Apple ditches Imagination

1 min read

Imagination, the company that designs the graphics processors used in smartphones and other electronic devices, saw its shares take a tumble on the London Stock Exchange, after it was announced that Apple, its largest customer, would stop using its graphics technology.

Shares in the company, which fell at one point by 70 percent, ended up 60 percent lower on the day.

According to Imagination, Apple’s notification has led the company to discuss alternative commercial arrangements for the current license and royalty agreement between the two.

While Imagination warned that Apple’s decision could ultimately result in the US tech giant infringing its intellectual property rights the move, if realised, would certainly be a big blow for the UK chip designer.

Apple has used Imagination’s chip technology under a licensing agreement for many years and has even taken an 8 percent stake in the business.

Imagination’s technology has been used by Apple as the basis of Graphics Processor Units (GPU) in its phones, iPods, watches, TVs and tablets.

While Apple claims that it is working on its own GPU, Imagination contends that it will be difficult, without violating its patents and intellectual property, to deliver one.

Some believe that Apple's announcement is part of its strategy to take more control of its supply chain and Apple could be playing the role of 'bargaining bully' as it looks to drive down the costs of its royalty payments.

It’s been a tough few years for Imagination with cost cutting and job losses following financial losses, so the loss of £60m in licence fees will not be easy to absorb.

Apple came close to buying the firm a year ago, so could this be an attempt to buy Imagination on the cheap? No one knows what was discussed at the time of those discussions as Apple usually plays its cards very close to its chest, but could Imagination be a likely acquisition? It’s small and has a highly specialised expertise and now, thanks to Apple’s announcement, would be remarkably cheap to buy.

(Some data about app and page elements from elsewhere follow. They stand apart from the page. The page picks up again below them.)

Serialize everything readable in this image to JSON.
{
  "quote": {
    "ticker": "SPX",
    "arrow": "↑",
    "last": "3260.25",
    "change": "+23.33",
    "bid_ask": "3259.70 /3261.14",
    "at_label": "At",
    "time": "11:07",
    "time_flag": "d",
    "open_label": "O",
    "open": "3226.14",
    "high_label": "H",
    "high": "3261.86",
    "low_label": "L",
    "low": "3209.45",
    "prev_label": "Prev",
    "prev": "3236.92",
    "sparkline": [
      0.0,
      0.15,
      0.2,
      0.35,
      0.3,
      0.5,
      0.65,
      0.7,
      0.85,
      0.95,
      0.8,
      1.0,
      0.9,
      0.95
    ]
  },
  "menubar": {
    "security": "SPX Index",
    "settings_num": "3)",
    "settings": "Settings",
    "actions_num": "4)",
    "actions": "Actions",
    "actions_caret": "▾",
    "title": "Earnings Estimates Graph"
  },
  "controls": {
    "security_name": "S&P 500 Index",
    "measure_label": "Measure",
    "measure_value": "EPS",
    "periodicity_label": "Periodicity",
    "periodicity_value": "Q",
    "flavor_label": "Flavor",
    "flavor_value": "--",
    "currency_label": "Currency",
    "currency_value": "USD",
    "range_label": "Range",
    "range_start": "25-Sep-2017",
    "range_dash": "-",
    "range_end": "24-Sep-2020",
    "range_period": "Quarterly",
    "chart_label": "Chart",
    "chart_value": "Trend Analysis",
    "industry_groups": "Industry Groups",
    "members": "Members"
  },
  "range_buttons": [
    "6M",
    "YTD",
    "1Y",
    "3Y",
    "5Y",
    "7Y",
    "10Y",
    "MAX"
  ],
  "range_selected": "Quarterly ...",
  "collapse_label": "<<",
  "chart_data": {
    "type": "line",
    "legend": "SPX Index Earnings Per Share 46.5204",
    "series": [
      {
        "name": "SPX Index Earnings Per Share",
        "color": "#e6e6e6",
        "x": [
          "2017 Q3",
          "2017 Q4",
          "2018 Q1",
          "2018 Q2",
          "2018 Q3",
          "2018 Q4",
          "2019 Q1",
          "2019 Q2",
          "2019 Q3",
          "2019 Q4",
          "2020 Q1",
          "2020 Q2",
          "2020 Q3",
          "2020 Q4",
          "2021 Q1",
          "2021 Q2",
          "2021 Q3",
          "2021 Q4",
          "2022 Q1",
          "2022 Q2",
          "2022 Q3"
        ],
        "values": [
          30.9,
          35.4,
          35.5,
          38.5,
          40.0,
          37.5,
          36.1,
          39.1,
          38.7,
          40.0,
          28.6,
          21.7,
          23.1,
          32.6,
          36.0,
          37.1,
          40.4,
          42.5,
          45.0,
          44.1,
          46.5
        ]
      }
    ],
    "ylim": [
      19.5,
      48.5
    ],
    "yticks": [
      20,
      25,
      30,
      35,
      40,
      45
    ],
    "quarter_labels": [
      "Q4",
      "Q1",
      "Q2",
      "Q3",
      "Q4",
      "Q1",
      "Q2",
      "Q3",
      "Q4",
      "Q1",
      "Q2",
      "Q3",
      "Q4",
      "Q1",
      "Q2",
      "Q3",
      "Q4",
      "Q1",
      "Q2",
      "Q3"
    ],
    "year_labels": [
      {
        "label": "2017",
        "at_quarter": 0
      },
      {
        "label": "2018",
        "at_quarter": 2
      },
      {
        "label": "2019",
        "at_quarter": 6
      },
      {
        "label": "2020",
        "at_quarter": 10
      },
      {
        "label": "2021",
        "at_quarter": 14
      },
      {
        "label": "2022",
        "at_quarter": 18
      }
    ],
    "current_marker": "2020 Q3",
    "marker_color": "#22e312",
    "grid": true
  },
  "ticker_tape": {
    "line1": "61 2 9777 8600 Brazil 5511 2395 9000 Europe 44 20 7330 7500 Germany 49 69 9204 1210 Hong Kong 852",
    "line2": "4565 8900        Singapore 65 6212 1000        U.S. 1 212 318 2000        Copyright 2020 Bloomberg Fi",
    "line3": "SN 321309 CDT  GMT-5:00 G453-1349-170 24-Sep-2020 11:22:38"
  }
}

It could be a long shot but some analysts are all ready pricing in a possible acquisition.